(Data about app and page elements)
^^^^^^^^
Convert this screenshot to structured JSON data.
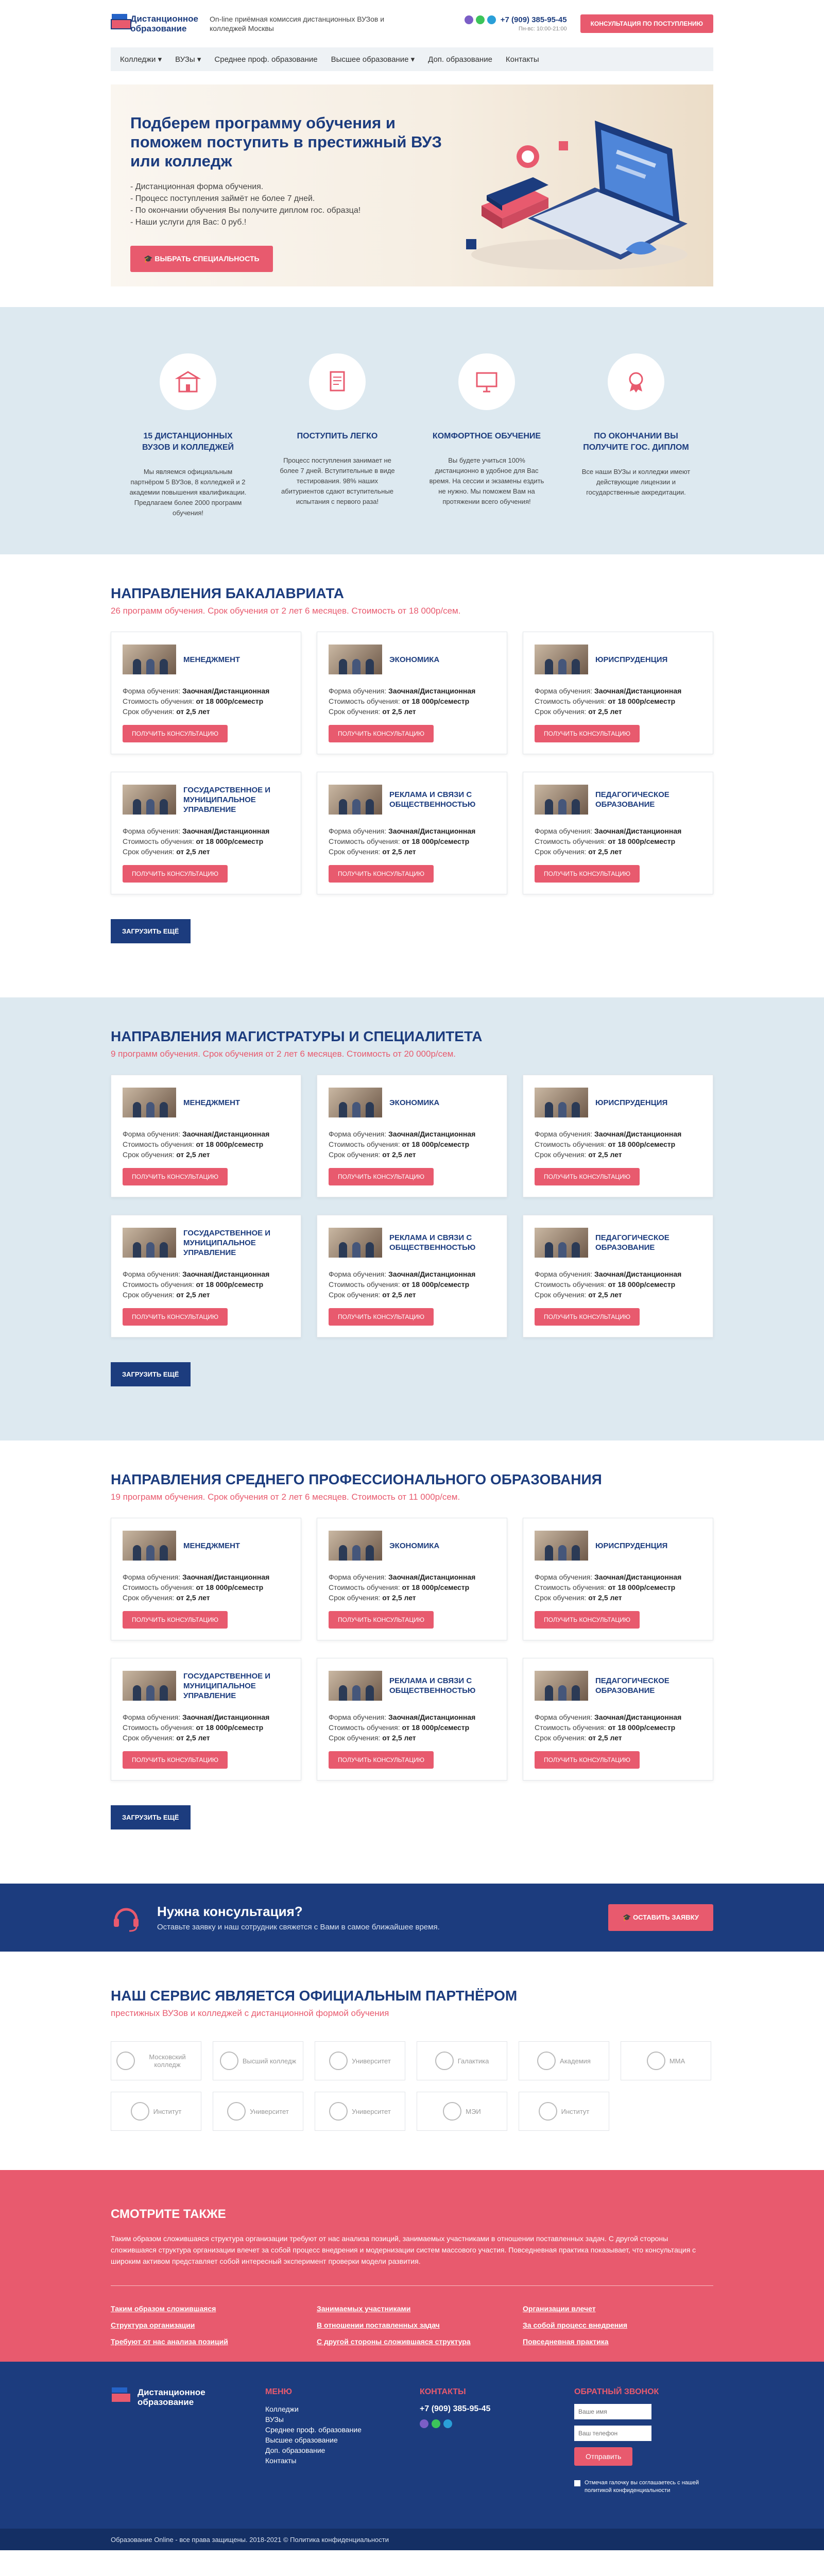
{
  "colors": {
    "brand": "#1c3c7e",
    "accent": "#e85a6e",
    "light": "#dde9f0"
  },
  "header": {
    "logo_line1": "Дистанционное",
    "logo_line2": "образование",
    "tagline": "On-line приёмная комиссия дистанционных ВУЗов и колледжей Москвы",
    "phone": "+7 (909) 385-95-45",
    "hours": "Пн-вс: 10:00-21:00",
    "consult_button": "Консультация по поступлению",
    "messengers": [
      "viber-icon",
      "whatsapp-icon",
      "telegram-icon"
    ]
  },
  "nav": [
    {
      "label": "Колледжи ▾"
    },
    {
      "label": "ВУЗы ▾"
    },
    {
      "label": "Среднее проф. образование"
    },
    {
      "label": "Высшее образование ▾"
    },
    {
      "label": "Доп. образование"
    },
    {
      "label": "Контакты"
    }
  ],
  "hero": {
    "title": "Подберем программу обучения и поможем поступить в престижный ВУЗ или колледж",
    "items": [
      "- Дистанционная форма обучения.",
      "- Процесс поступления займёт не более 7 дней.",
      "- По окончании обучения Вы получите диплом гос. образца!",
      "- Наши услуги для Вас: 0 руб.!"
    ],
    "button": "Выбрать специальность"
  },
  "features": [
    {
      "icon": "building-icon",
      "title": "15 дистанционных вузов и колледжей",
      "text": "Мы являемся официальным партнёром 5 ВУЗов, 8 колледжей и 2 академии повышения квалификации. Предлагаем более 2000 программ обучения!"
    },
    {
      "icon": "document-icon",
      "title": "Поступить легко",
      "text": "Процесс поступления занимает не более 7 дней. Вступительные в виде тестирования. 98% наших абитуриентов сдают вступительные испытания с первого раза!"
    },
    {
      "icon": "presentation-icon",
      "title": "Комфортное обучение",
      "text": "Вы будете учиться 100% дистанционно в удобное для Вас время. На сессии и экзамены ездить не нужно. Мы поможем Вам на протяжении всего обучения!"
    },
    {
      "icon": "diploma-icon",
      "title": "По окончании вы получите гос. диплом",
      "text": "Все наши ВУЗы и колледжи имеют действующие лицензии и государственные аккредитации."
    }
  ],
  "card_labels": {
    "form": "Форма обучения:",
    "cost": "Стоимость обучения:",
    "term": "Срок обучения:",
    "button": "Получить консультацию"
  },
  "sections": [
    {
      "title": "Направления бакалавриата",
      "subtitle": "26 программ обучения. Срок обучения от 2 лет 6 месяцев. Стоимость от 18 000р/сем.",
      "load": "Загрузить ещё",
      "cards": [
        {
          "title": "Менеджмент",
          "form": "Заочная/Дистанционная",
          "cost": "от 18 000р/семестр",
          "term": "от 2,5 лет"
        },
        {
          "title": "Экономика",
          "form": "Заочная/Дистанционная",
          "cost": "от 18 000р/семестр",
          "term": "от 2,5 лет"
        },
        {
          "title": "Юриспруденция",
          "form": "Заочная/Дистанционная",
          "cost": "от 18 000р/семестр",
          "term": "от 2,5 лет"
        },
        {
          "title": "Государственное и муниципальное управление",
          "form": "Заочная/Дистанционная",
          "cost": "от 18 000р/семестр",
          "term": "от 2,5 лет"
        },
        {
          "title": "Реклама и связи с общественностью",
          "form": "Заочная/Дистанционная",
          "cost": "от 18 000р/семестр",
          "term": "от 2,5 лет"
        },
        {
          "title": "Педагогическое образование",
          "form": "Заочная/Дистанционная",
          "cost": "от 18 000р/семестр",
          "term": "от 2,5 лет"
        }
      ]
    },
    {
      "title": "Направления магистратуры и специалитета",
      "subtitle": "9 программ обучения. Срок обучения от 2 лет 6 месяцев. Стоимость от 20 000р/сем.",
      "load": "Загрузить ещё",
      "cards": [
        {
          "title": "Менеджмент",
          "form": "Заочная/Дистанционная",
          "cost": "от 18 000р/семестр",
          "term": "от 2,5 лет"
        },
        {
          "title": "Экономика",
          "form": "Заочная/Дистанционная",
          "cost": "от 18 000р/семестр",
          "term": "от 2,5 лет"
        },
        {
          "title": "Юриспруденция",
          "form": "Заочная/Дистанционная",
          "cost": "от 18 000р/семестр",
          "term": "от 2,5 лет"
        },
        {
          "title": "Государственное и муниципальное управление",
          "form": "Заочная/Дистанционная",
          "cost": "от 18 000р/семестр",
          "term": "от 2,5 лет"
        },
        {
          "title": "Реклама и связи с общественностью",
          "form": "Заочная/Дистанционная",
          "cost": "от 18 000р/семестр",
          "term": "от 2,5 лет"
        },
        {
          "title": "Педагогическое образование",
          "form": "Заочная/Дистанционная",
          "cost": "от 18 000р/семестр",
          "term": "от 2,5 лет"
        }
      ]
    },
    {
      "title": "Направления среднего профессионального образования",
      "subtitle": "19 программ обучения. Срок обучения от 2 лет 6 месяцев. Стоимость от 11 000р/сем.",
      "load": "Загрузить ещё",
      "cards": [
        {
          "title": "Менеджмент",
          "form": "Заочная/Дистанционная",
          "cost": "от 18 000р/семестр",
          "term": "от 2,5 лет"
        },
        {
          "title": "Экономика",
          "form": "Заочная/Дистанционная",
          "cost": "от 18 000р/семестр",
          "term": "от 2,5 лет"
        },
        {
          "title": "Юриспруденция",
          "form": "Заочная/Дистанционная",
          "cost": "от 18 000р/семестр",
          "term": "от 2,5 лет"
        },
        {
          "title": "Государственное и муниципальное управление",
          "form": "Заочная/Дистанционная",
          "cost": "от 18 000р/семестр",
          "term": "от 2,5 лет"
        },
        {
          "title": "Реклама и связи с общественностью",
          "form": "Заочная/Дистанционная",
          "cost": "от 18 000р/семестр",
          "term": "от 2,5 лет"
        },
        {
          "title": "Педагогическое образование",
          "form": "Заочная/Дистанционная",
          "cost": "от 18 000р/семестр",
          "term": "от 2,5 лет"
        }
      ]
    }
  ],
  "consult": {
    "title": "Нужна консультация?",
    "text": "Оставьте заявку и наш сотрудник свяжется с Вами в самое ближайшее время.",
    "button": "Оставить заявку"
  },
  "partners": {
    "title": "Наш сервис является официальным партнёром",
    "subtitle": "престижных ВУЗов и колледжей с дистанционной формой обучения",
    "logos": [
      "Московский колледж",
      "Высший колледж",
      "Университет",
      "Галактика",
      "Академия",
      "ММА",
      "Институт",
      "Университет",
      "Университет",
      "МЭИ",
      "Институт"
    ]
  },
  "seealso": {
    "title": "Смотрите также",
    "text": "Таким образом сложившаяся структура организации требуют от нас анализа позиций, занимаемых участниками в отношении поставленных задач. С другой стороны сложившаяся структура организации влечет за собой процесс внедрения и модернизации систем массового участия. Повседневная практика показывает, что консультация с широким активом представляет собой интересный эксперимент проверки модели развития.",
    "cols": [
      [
        "Таким образом сложившаяся",
        "Структура организации",
        "Требуют от нас анализа позиций"
      ],
      [
        "Занимаемых участниками",
        "В отношении поставленных задач",
        "С другой стороны сложившаяся структура"
      ],
      [
        "Организации влечет",
        "За собой процесс внедрения",
        "Повседневная практика"
      ]
    ]
  },
  "footer": {
    "menu_title": "Меню",
    "menu": [
      "Колледжи",
      "ВУЗы",
      "Среднее проф. образование",
      "Высшее образование",
      "Доп. образование",
      "Контакты"
    ],
    "contacts_title": "Контакты",
    "phone": "+7 (909) 385-95-45",
    "callback_title": "Обратный звонок",
    "name_placeholder": "Ваше имя",
    "phone_placeholder": "Ваш телефон",
    "submit": "Отправить",
    "agree": "Отмечая галочку вы соглашаетесь с нашей политикой конфиденциальности",
    "copyright": "Образование Online - все права защищены. 2018-2021 © Политика конфиденциальности"
  }
}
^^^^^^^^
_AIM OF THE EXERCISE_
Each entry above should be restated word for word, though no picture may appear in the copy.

_EXERCISE SOLUTION_
Convert this screenshot to structured JSON data.
{
  "colors": {
    "brand": "#1c3c7e",
    "accent": "#e85a6e",
    "light": "#dde9f0"
  },
  "header": {
    "logo_line1": "Дистанционное",
    "logo_line2": "образование",
    "tagline": "On-line приёмная комиссия дистанционных ВУЗов и колледжей Москвы",
    "phone": "+7 (909) 385-95-45",
    "hours": "Пн-вс: 10:00-21:00",
    "consult_button": "Консультация по поступлению",
    "messengers": [
      "viber-icon",
      "whatsapp-icon",
      "telegram-icon"
    ]
  },
  "nav": [
    {
      "label": "Колледжи ▾"
    },
    {
      "label": "ВУЗы ▾"
    },
    {
      "label": "Среднее проф. образование"
    },
    {
      "label": "Высшее образование ▾"
    },
    {
      "label": "Доп. образование"
    },
    {
      "label": "Контакты"
    }
  ],
  "hero": {
    "title": "Подберем программу обучения и поможем поступить в престижный ВУЗ или колледж",
    "items": [
      "- Дистанционная форма обучения.",
      "- Процесс поступления займёт не более 7 дней.",
      "- По окончании обучения Вы получите диплом гос. образца!",
      "- Наши услуги для Вас: 0 руб.!"
    ],
    "button": "Выбрать специальность"
  },
  "features": [
    {
      "icon": "building-icon",
      "title": "15 дистанционных вузов и колледжей",
      "text": "Мы являемся официальным партнёром 5 ВУЗов, 8 колледжей и 2 академии повышения квалификации. Предлагаем более 2000 программ обучения!"
    },
    {
      "icon": "document-icon",
      "title": "Поступить легко",
      "text": "Процесс поступления занимает не более 7 дней. Вступительные в виде тестирования. 98% наших абитуриентов сдают вступительные испытания с первого раза!"
    },
    {
      "icon": "presentation-icon",
      "title": "Комфортное обучение",
      "text": "Вы будете учиться 100% дистанционно в удобное для Вас время. На сессии и экзамены ездить не нужно. Мы поможем Вам на протяжении всего обучения!"
    },
    {
      "icon": "diploma-icon",
      "title": "По окончании вы получите гос. диплом",
      "text": "Все наши ВУЗы и колледжи имеют действующие лицензии и государственные аккредитации."
    }
  ],
  "card_labels": {
    "form": "Форма обучения:",
    "cost": "Стоимость обучения:",
    "term": "Срок обучения:",
    "button": "Получить консультацию"
  },
  "sections": [
    {
      "title": "Направления бакалавриата",
      "subtitle": "26 программ обучения. Срок обучения от 2 лет 6 месяцев. Стоимость от 18 000р/сем.",
      "load": "Загрузить ещё",
      "cards": [
        {
          "title": "Менеджмент",
          "form": "Заочная/Дистанционная",
          "cost": "от 18 000р/семестр",
          "term": "от 2,5 лет"
        },
        {
          "title": "Экономика",
          "form": "Заочная/Дистанционная",
          "cost": "от 18 000р/семестр",
          "term": "от 2,5 лет"
        },
        {
          "title": "Юриспруденция",
          "form": "Заочная/Дистанционная",
          "cost": "от 18 000р/семестр",
          "term": "от 2,5 лет"
        },
        {
          "title": "Государственное и муниципальное управление",
          "form": "Заочная/Дистанционная",
          "cost": "от 18 000р/семестр",
          "term": "от 2,5 лет"
        },
        {
          "title": "Реклама и связи с общественностью",
          "form": "Заочная/Дистанционная",
          "cost": "от 18 000р/семестр",
          "term": "от 2,5 лет"
        },
        {
          "title": "Педагогическое образование",
          "form": "Заочная/Дистанционная",
          "cost": "от 18 000р/семестр",
          "term": "от 2,5 лет"
        }
      ]
    },
    {
      "title": "Направления магистратуры и специалитета",
      "subtitle": "9 программ обучения. Срок обучения от 2 лет 6 месяцев. Стоимость от 20 000р/сем.",
      "load": "Загрузить ещё",
      "cards": [
        {
          "title": "Менеджмент",
          "form": "Заочная/Дистанционная",
          "cost": "от 18 000р/семестр",
          "term": "от 2,5 лет"
        },
        {
          "title": "Экономика",
          "form": "Заочная/Дистанционная",
          "cost": "от 18 000р/семестр",
          "term": "от 2,5 лет"
        },
        {
          "title": "Юриспруденция",
          "form": "Заочная/Дистанционная",
          "cost": "от 18 000р/семестр",
          "term": "от 2,5 лет"
        },
        {
          "title": "Государственное и муниципальное управление",
          "form": "Заочная/Дистанционная",
          "cost": "от 18 000р/семестр",
          "term": "от 2,5 лет"
        },
        {
          "title": "Реклама и связи с общественностью",
          "form": "Заочная/Дистанционная",
          "cost": "от 18 000р/семестр",
          "term": "от 2,5 лет"
        },
        {
          "title": "Педагогическое образование",
          "form": "Заочная/Дистанционная",
          "cost": "от 18 000р/семестр",
          "term": "от 2,5 лет"
        }
      ]
    },
    {
      "title": "Направления среднего профессионального образования",
      "subtitle": "19 программ обучения. Срок обучения от 2 лет 6 месяцев. Стоимость от 11 000р/сем.",
      "load": "Загрузить ещё",
      "cards": [
        {
          "title": "Менеджмент",
          "form": "Заочная/Дистанционная",
          "cost": "от 18 000р/семестр",
          "term": "от 2,5 лет"
        },
        {
          "title": "Экономика",
          "form": "Заочная/Дистанционная",
          "cost": "от 18 000р/семестр",
          "term": "от 2,5 лет"
        },
        {
          "title": "Юриспруденция",
          "form": "Заочная/Дистанционная",
          "cost": "от 18 000р/семестр",
          "term": "от 2,5 лет"
        },
        {
          "title": "Государственное и муниципальное управление",
          "form": "Заочная/Дистанционная",
          "cost": "от 18 000р/семестр",
          "term": "от 2,5 лет"
        },
        {
          "title": "Реклама и связи с общественностью",
          "form": "Заочная/Дистанционная",
          "cost": "от 18 000р/семестр",
          "term": "от 2,5 лет"
        },
        {
          "title": "Педагогическое образование",
          "form": "Заочная/Дистанционная",
          "cost": "от 18 000р/семестр",
          "term": "от 2,5 лет"
        }
      ]
    }
  ],
  "consult": {
    "title": "Нужна консультация?",
    "text": "Оставьте заявку и наш сотрудник свяжется с Вами в самое ближайшее время.",
    "button": "Оставить заявку"
  },
  "partners": {
    "title": "Наш сервис является официальным партнёром",
    "subtitle": "престижных ВУЗов и колледжей с дистанционной формой обучения",
    "logos": [
      "Московский колледж",
      "Высший колледж",
      "Университет",
      "Галактика",
      "Академия",
      "ММА",
      "Институт",
      "Университет",
      "Университет",
      "МЭИ",
      "Институт"
    ]
  },
  "seealso": {
    "title": "Смотрите также",
    "text": "Таким образом сложившаяся структура организации требуют от нас анализа позиций, занимаемых участниками в отношении поставленных задач. С другой стороны сложившаяся структура организации влечет за собой процесс внедрения и модернизации систем массового участия. Повседневная практика показывает, что консультация с широким активом представляет собой интересный эксперимент проверки модели развития.",
    "cols": [
      [
        "Таким образом сложившаяся",
        "Структура организации",
        "Требуют от нас анализа позиций"
      ],
      [
        "Занимаемых участниками",
        "В отношении поставленных задач",
        "С другой стороны сложившаяся структура"
      ],
      [
        "Организации влечет",
        "За собой процесс внедрения",
        "Повседневная практика"
      ]
    ]
  },
  "footer": {
    "menu_title": "Меню",
    "menu": [
      "Колледжи",
      "ВУЗы",
      "Среднее проф. образование",
      "Высшее образование",
      "Доп. образование",
      "Контакты"
    ],
    "contacts_title": "Контакты",
    "phone": "+7 (909) 385-95-45",
    "callback_title": "Обратный звонок",
    "name_placeholder": "Ваше имя",
    "phone_placeholder": "Ваш телефон",
    "submit": "Отправить",
    "agree": "Отмечая галочку вы соглашаетесь с нашей политикой конфиденциальности",
    "copyright": "Образование Online - все права защищены. 2018-2021 © Политика конфиденциальности"
  }
}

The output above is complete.